__ASSIGNED TASK__
Your answer should be the entries, repeated exactly.

__DATA SHOWN__

--------------------

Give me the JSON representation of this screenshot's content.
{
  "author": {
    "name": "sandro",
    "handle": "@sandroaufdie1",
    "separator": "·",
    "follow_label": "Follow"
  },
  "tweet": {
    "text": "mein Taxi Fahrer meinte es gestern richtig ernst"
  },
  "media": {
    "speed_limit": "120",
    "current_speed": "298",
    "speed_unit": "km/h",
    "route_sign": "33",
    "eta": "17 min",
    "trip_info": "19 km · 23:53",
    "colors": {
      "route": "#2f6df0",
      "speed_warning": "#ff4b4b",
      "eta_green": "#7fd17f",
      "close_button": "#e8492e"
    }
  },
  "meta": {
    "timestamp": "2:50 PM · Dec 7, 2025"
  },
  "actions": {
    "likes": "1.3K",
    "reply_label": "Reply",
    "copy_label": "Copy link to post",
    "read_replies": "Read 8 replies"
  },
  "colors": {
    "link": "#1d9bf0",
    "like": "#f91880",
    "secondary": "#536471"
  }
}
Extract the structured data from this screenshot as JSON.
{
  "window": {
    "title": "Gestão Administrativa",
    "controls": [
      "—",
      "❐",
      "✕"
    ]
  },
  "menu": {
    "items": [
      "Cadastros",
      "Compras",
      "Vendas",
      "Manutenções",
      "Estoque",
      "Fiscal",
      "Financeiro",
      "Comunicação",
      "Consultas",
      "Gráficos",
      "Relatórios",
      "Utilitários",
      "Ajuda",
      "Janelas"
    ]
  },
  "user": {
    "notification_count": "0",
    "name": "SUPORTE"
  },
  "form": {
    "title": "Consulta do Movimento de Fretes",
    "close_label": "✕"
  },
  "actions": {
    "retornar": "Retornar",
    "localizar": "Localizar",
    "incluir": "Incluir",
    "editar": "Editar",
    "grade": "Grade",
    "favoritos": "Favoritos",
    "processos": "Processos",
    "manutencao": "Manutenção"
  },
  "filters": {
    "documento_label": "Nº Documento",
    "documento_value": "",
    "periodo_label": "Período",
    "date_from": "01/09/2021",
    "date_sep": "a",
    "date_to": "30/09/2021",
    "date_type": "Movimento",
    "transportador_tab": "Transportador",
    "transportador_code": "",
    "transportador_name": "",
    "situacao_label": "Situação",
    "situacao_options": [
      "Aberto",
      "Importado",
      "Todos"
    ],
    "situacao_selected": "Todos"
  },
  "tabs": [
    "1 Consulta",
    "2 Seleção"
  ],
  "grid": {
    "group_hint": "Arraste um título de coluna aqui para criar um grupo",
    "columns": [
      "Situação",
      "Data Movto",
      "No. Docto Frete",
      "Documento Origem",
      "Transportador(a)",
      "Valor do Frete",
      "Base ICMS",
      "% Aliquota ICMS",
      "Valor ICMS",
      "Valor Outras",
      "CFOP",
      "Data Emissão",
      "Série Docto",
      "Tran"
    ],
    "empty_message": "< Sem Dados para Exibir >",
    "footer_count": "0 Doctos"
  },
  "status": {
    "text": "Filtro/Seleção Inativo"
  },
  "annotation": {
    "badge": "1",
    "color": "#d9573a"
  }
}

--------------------

__WRITTEN SOLUTION__
Give me the JSON representation of this screenshot's content.
{
  "author": {
    "name": "sandro",
    "handle": "@sandroaufdie1",
    "separator": "·",
    "follow_label": "Follow"
  },
  "tweet": {
    "text": "mein Taxi Fahrer meinte es gestern richtig ernst"
  },
  "media": {
    "speed_limit": "120",
    "current_speed": "298",
    "speed_unit": "km/h",
    "route_sign": "33",
    "eta": "17 min",
    "trip_info": "19 km · 23:53",
    "colors": {
      "route": "#2f6df0",
      "speed_warning": "#ff4b4b",
      "eta_green": "#7fd17f",
      "close_button": "#e8492e"
    }
  },
  "meta": {
    "timestamp": "2:50 PM · Dec 7, 2025"
  },
  "actions": {
    "likes": "1.3K",
    "reply_label": "Reply",
    "copy_label": "Copy link to post",
    "read_replies": "Read 8 replies"
  },
  "colors": {
    "link": "#1d9bf0",
    "like": "#f91880",
    "secondary": "#536471"
  }
}
Extract the structured data from this screenshot as JSON.
{
  "window": {
    "title": "Gestão Administrativa",
    "controls": [
      "—",
      "❐",
      "✕"
    ]
  },
  "menu": {
    "items": [
      "Cadastros",
      "Compras",
      "Vendas",
      "Manutenções",
      "Estoque",
      "Fiscal",
      "Financeiro",
      "Comunicação",
      "Consultas",
      "Gráficos",
      "Relatórios",
      "Utilitários",
      "Ajuda",
      "Janelas"
    ]
  },
  "user": {
    "notification_count": "0",
    "name": "SUPORTE"
  },
  "form": {
    "title": "Consulta do Movimento de Fretes",
    "close_label": "✕"
  },
  "actions": {
    "retornar": "Retornar",
    "localizar": "Localizar",
    "incluir": "Incluir",
    "editar": "Editar",
    "grade": "Grade",
    "favoritos": "Favoritos",
    "processos": "Processos",
    "manutencao": "Manutenção"
  },
  "filters": {
    "documento_label": "Nº Documento",
    "documento_value": "",
    "periodo_label": "Período",
    "date_from": "01/09/2021",
    "date_sep": "a",
    "date_to": "30/09/2021",
    "date_type": "Movimento",
    "transportador_tab": "Transportador",
    "transportador_code": "",
    "transportador_name": "",
    "situacao_label": "Situação",
    "situacao_options": [
      "Aberto",
      "Importado",
      "Todos"
    ],
    "situacao_selected": "Todos"
  },
  "tabs": [
    "1 Consulta",
    "2 Seleção"
  ],
  "grid": {
    "group_hint": "Arraste um título de coluna aqui para criar um grupo",
    "columns": [
      "Situação",
      "Data Movto",
      "No. Docto Frete",
      "Documento Origem",
      "Transportador(a)",
      "Valor do Frete",
      "Base ICMS",
      "% Aliquota ICMS",
      "Valor ICMS",
      "Valor Outras",
      "CFOP",
      "Data Emissão",
      "Série Docto",
      "Tran"
    ],
    "empty_message": "< Sem Dados para Exibir >",
    "footer_count": "0 Doctos"
  },
  "status": {
    "text": "Filtro/Seleção Inativo"
  },
  "annotation": {
    "badge": "1",
    "color": "#d9573a"
  }
}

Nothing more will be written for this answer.